[EXCERPTED DATA — start]

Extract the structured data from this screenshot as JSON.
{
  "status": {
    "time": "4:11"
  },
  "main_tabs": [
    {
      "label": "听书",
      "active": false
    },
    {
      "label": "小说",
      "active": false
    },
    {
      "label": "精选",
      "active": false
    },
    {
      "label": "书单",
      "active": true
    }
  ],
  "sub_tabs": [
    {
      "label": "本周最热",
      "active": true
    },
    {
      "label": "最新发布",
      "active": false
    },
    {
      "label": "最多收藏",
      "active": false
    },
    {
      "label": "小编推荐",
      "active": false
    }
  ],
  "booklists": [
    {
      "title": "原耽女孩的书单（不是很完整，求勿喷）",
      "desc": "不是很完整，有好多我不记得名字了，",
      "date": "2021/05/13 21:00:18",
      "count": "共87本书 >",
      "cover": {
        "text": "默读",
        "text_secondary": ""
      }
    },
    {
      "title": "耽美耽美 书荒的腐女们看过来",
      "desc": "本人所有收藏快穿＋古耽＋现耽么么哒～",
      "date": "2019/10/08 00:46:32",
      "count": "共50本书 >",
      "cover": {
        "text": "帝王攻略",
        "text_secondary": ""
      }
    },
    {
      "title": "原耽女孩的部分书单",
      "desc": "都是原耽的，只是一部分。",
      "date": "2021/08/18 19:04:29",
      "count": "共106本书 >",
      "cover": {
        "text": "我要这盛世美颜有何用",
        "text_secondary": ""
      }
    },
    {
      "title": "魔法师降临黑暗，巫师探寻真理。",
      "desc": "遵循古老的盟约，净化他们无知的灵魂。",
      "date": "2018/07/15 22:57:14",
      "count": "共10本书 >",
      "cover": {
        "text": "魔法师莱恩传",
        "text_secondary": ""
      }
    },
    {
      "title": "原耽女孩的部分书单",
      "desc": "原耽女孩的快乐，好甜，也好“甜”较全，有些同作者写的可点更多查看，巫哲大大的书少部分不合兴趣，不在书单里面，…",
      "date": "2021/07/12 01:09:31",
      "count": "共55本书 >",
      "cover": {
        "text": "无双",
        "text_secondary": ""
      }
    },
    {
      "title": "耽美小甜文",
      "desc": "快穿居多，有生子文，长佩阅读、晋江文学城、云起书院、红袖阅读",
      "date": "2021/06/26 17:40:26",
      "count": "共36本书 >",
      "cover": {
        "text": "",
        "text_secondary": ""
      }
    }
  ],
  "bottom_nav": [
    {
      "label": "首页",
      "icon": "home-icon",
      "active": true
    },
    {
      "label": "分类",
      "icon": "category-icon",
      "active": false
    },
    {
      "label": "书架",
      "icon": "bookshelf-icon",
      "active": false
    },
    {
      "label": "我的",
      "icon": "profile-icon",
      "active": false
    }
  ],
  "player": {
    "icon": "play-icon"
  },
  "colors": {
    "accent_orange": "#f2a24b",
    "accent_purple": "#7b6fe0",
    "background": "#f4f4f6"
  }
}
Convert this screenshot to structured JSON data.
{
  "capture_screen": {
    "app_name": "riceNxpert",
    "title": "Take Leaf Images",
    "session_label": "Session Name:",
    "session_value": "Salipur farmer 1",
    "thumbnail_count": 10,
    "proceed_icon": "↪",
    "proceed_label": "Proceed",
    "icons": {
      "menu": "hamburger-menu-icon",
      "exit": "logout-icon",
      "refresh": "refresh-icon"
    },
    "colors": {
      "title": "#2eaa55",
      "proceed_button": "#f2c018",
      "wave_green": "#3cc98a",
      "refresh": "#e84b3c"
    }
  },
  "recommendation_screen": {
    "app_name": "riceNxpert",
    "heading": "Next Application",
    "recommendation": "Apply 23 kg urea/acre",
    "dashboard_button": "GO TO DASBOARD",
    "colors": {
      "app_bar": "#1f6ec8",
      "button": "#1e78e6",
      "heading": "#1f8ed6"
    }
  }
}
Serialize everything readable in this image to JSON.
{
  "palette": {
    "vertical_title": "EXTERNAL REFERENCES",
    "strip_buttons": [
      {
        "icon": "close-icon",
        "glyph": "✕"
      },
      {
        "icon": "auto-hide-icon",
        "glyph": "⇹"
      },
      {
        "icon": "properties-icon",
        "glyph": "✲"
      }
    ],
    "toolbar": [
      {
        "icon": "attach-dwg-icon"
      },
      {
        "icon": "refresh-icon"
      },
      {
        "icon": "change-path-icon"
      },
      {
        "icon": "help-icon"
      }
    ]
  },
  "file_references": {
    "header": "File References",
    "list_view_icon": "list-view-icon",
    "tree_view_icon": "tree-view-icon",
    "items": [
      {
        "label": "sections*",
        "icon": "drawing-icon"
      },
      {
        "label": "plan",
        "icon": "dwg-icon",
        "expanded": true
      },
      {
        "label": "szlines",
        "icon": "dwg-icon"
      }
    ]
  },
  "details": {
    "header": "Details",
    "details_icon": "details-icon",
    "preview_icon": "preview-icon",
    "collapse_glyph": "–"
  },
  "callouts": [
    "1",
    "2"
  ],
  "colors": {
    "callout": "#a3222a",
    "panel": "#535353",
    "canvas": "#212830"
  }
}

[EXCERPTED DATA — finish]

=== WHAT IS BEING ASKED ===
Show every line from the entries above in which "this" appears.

=== THE COMPLETED TASK ===
Extract the structured data from this screenshot as JSON.
Convert this screenshot to structured JSON data.
Serialize everything readable in this image to JSON.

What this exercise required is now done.